Raphaëlle Donnet chose to earn her LL.M. at Vanderbilt because of its strong Intellectual Property Program. Raphaelle learned about Vanderbilt’s LL.M. program while earning her master’s in intellectual property law at the Center for International Intellect Property Studies in Strasbourg, France. Vanderbilt makes a scholarship available to students interested in earning an LL.M. through a partnership with CEIPI. “I plan to work as an intellectual property lawyer in an international firm, and this program offered me a chance to study abroad, push my intellectual limits in an academic context, and broaden my understanding knowledge and skills in intellectual property law and in American legal culture,” she said. “I wanted to be challenged, to leave my comfort zone―and I did!”

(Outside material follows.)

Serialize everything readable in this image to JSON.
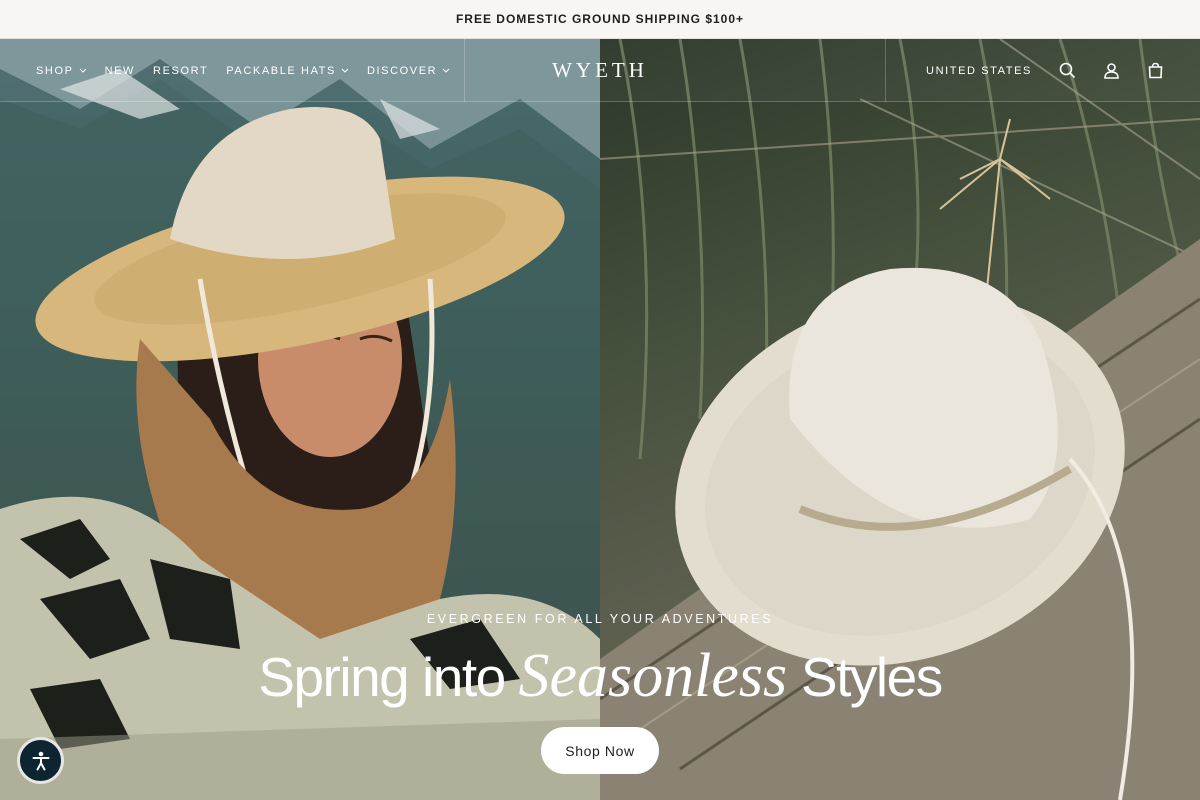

Raphaëlle acknowledges being skeptical about law classes taught using the Socratic Method, but changed her mind after starting her classes. “I found the Socratic Method really useful,” she said. “It’s a great way to learn the law. It forces you to have a lot of self-discipline, and you gain command of the material through the class discussion and participation.”
Since she plans to practice intellectual property law, she focused on courses in Vanderbilt’s IP curriculum, including Copyright Law, Trademark Law and International Intellectual Property Law. “Vanderbilt's LLM program far exceeded my expectations in terms of the in-depth content of the courses and the intellectual rigor,” she said. “I acquired a solid foundation in trademark, copyright and international intellectual property law, but I also learned to use or think about the tools that we will probably need to equip ourselves with to meet the challenges posed by artificial intelligence and robots, as well as blockchain and quantum computing.”

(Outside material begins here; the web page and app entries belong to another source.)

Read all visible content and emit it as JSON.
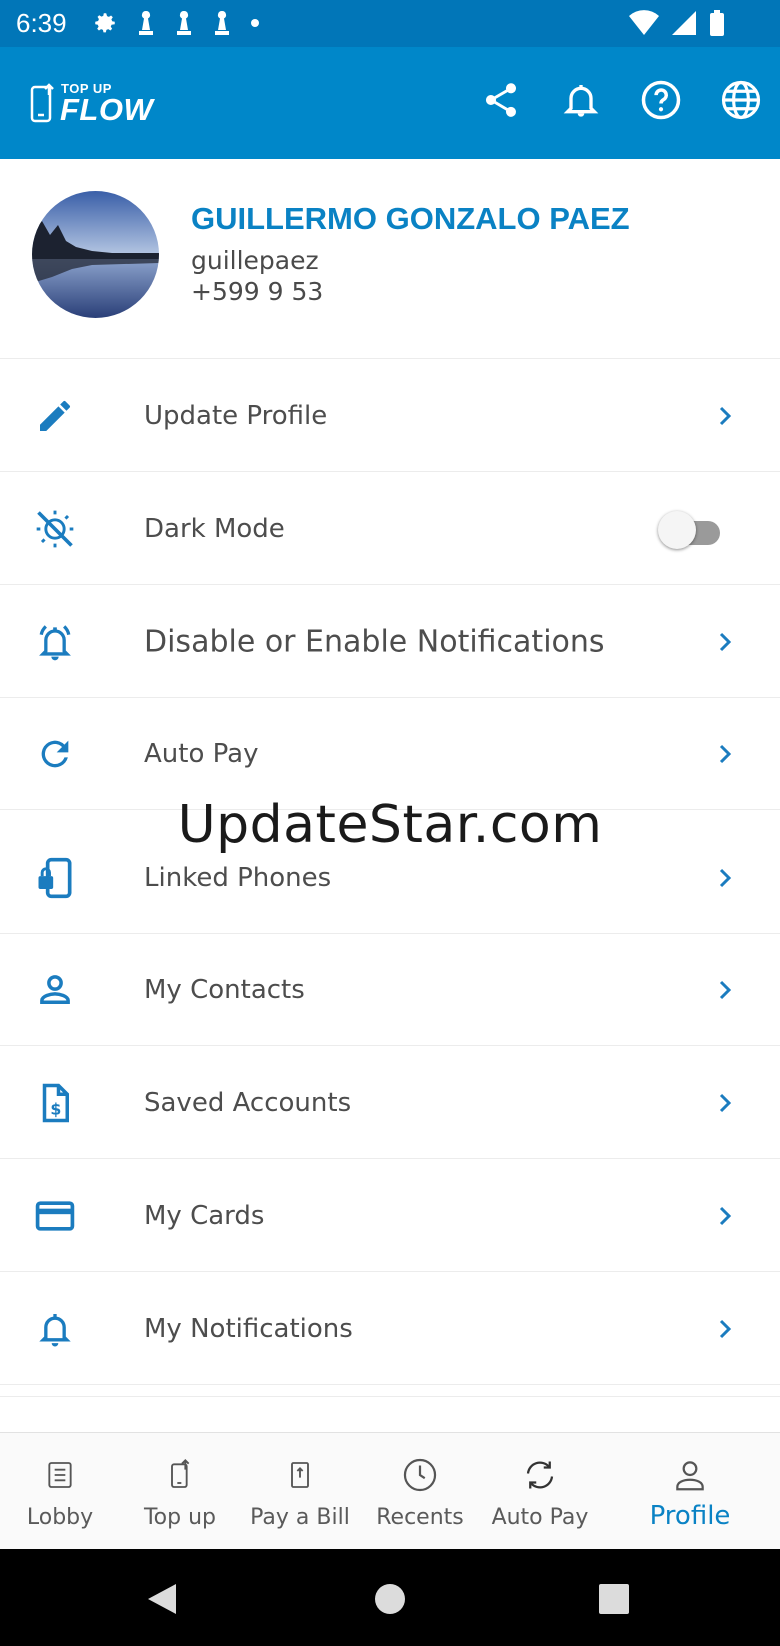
{
  "status_bar": {
    "time": "6:39"
  },
  "header": {
    "logo_top": "TOP UP",
    "logo_main": "FLOW",
    "actions": [
      "share-icon",
      "bell-icon",
      "help-icon",
      "globe-icon"
    ]
  },
  "profile": {
    "name": "GUILLERMO GONZALO PAEZ",
    "username": "guillepaez",
    "phone": "+599 9 53"
  },
  "menu": {
    "update_profile": "Update Profile",
    "dark_mode": "Dark Mode",
    "dark_mode_on": false,
    "notifications_setting": "Disable or Enable Notifications",
    "auto_pay": "Auto Pay",
    "linked_phones": "Linked Phones",
    "my_contacts": "My Contacts",
    "saved_accounts": "Saved Accounts",
    "my_cards": "My Cards",
    "my_notifications": "My Notifications"
  },
  "watermark": "UpdateStar.com",
  "bottom_nav": {
    "lobby": "Lobby",
    "top_up": "Top up",
    "pay_bill": "Pay a Bill",
    "recents": "Recents",
    "auto_pay": "Auto Pay",
    "profile": "Profile",
    "active": "Profile"
  },
  "colors": {
    "header": "#0087c9",
    "status_bar": "#0176b8",
    "accent": "#0a82c4",
    "icon": "#1b7cbf"
  }
}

Raphaëlle took a new course, Robots, Artificial Intelligence and the Law, taught by international intellectual property law expert Daniel Gervais, that she believes was particularly values. Gervais, who directs the Intellectual Property Program, designed the course to allow students to examine the challenges policy makers, regulators and lawyers face in confronting new legal challenges. “I highly recommend that course to students who want to study prospective law, think about what the law says, doesn’t say and maybe should say,” she said. She also took Law of Cyberspace, a course that examines evolving legal doctrine of the internet.
Raphaëlle liked living in Nashville, which is the state capital of Tennessee. “Nashville is the perfect size--it’s big enough to have fun and be busy all year, and it’s ideally placed for travel on the weekends,” she said. “For IP geeks, Nashville is also the home of Broadcast Music Inc., which is one of four U.S. performing rights organizations.”
She also enjoyed connecting with other LL.M. students in her class. “I connected with students from Peru, Nigeria, China and Japan, and I not only enjoyed their company, but I learned a lot from them, too,” she said.
She recommends Vanderbilt to students who want to connect with professors as part of their learning experience. “I was really amazed by the accessibility of professors in and outside of class,” she said. “Vanderbilt really supports students with a library that’s open late and on weekends, and the ‘legal English’ summer course was very useful. I particularly appreciate the continuous and logical progression of each course from theory to practical implications and lawyering strategies.”